Meyer doesn’t recommend ignoring gut instinct completely. It’s often right, she says. But it needs to be informed by knowledge of the science. And that’s what Meyer teaches when she does corporate training in liespotting.
One area where Meyer does feel that gut instinct is valuable is in identifying the clusters of behaviors or language that may indicate deception. She describes behaviors that could be considered telling, but warns that you first have to establish a baseline for the person being interviewed. From there, you can start to determine whether he or she is exhibiting clusters of behaviors.
“Obviously if there’s one or two, that is not a cluster. When you get to three, four and five, that’s where you have a cluster. If you really can’t tell, you’re going to look for more clusters,” she says.
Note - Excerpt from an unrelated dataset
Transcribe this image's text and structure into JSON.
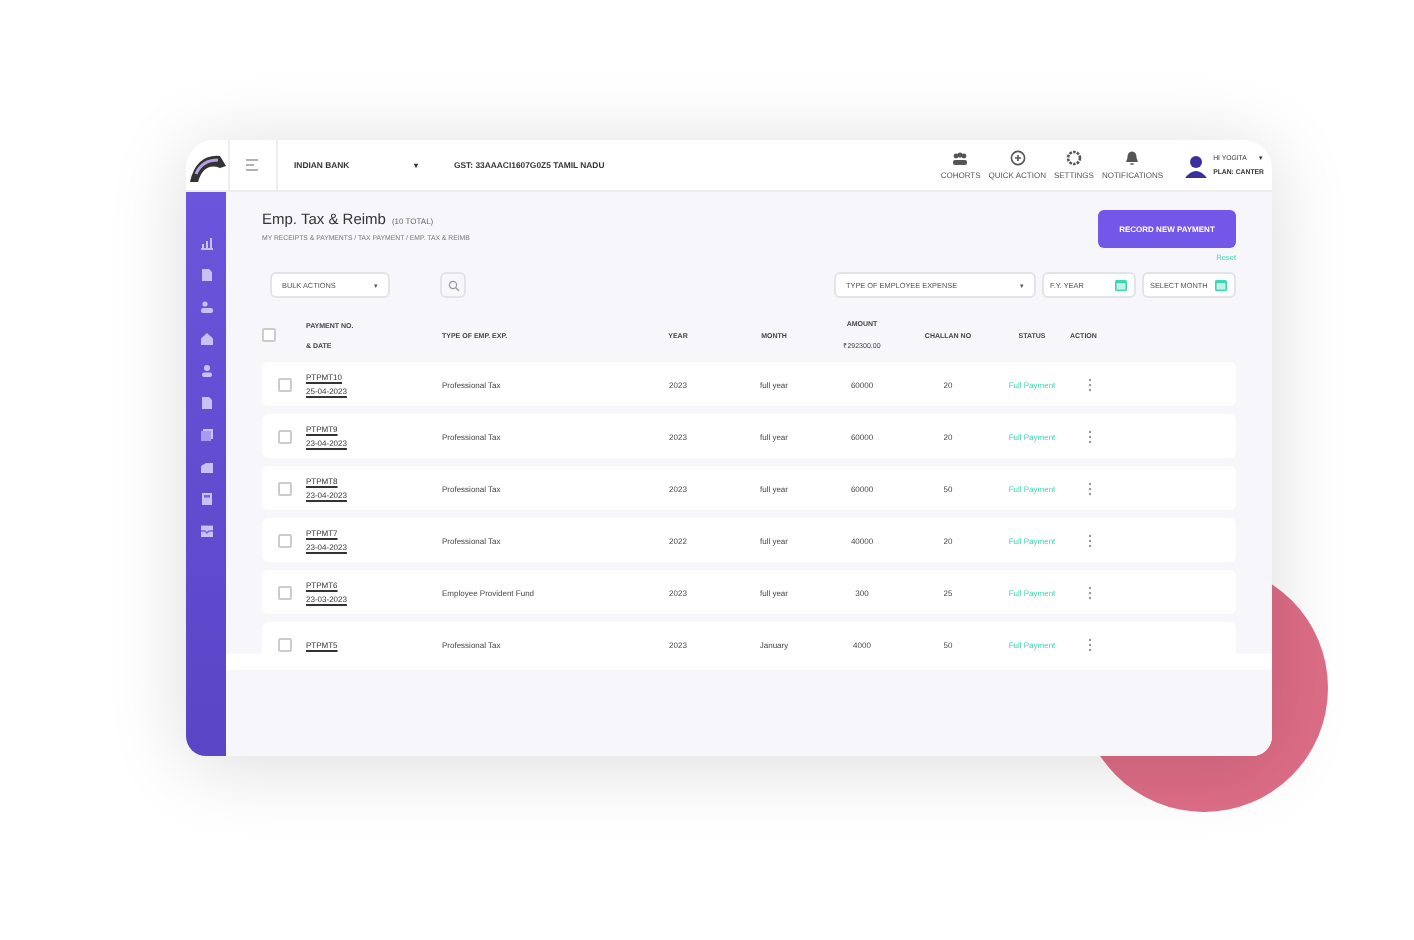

Five Steps to the Truth
In her book, Meyer explains a concept that she calls the BASIC interview method. Instead of calling it an interrogation technique, she calls it a “conversation guide”, which is comprised of five steps:
- B – Baseline behavior
- A – Ask open-ended questions
- S – Study the clusters
- I – Intuit the gaps
- C – Confirm
It’s not difficult to spot lies when you know what to look for, says Meyer, but you need to be trained to do it effectively. Learn how to implement these five BASIC steps and you’ll be on your way. Then, says Meyer, “All you need are your ears, your eyes and your absolute objectivity.”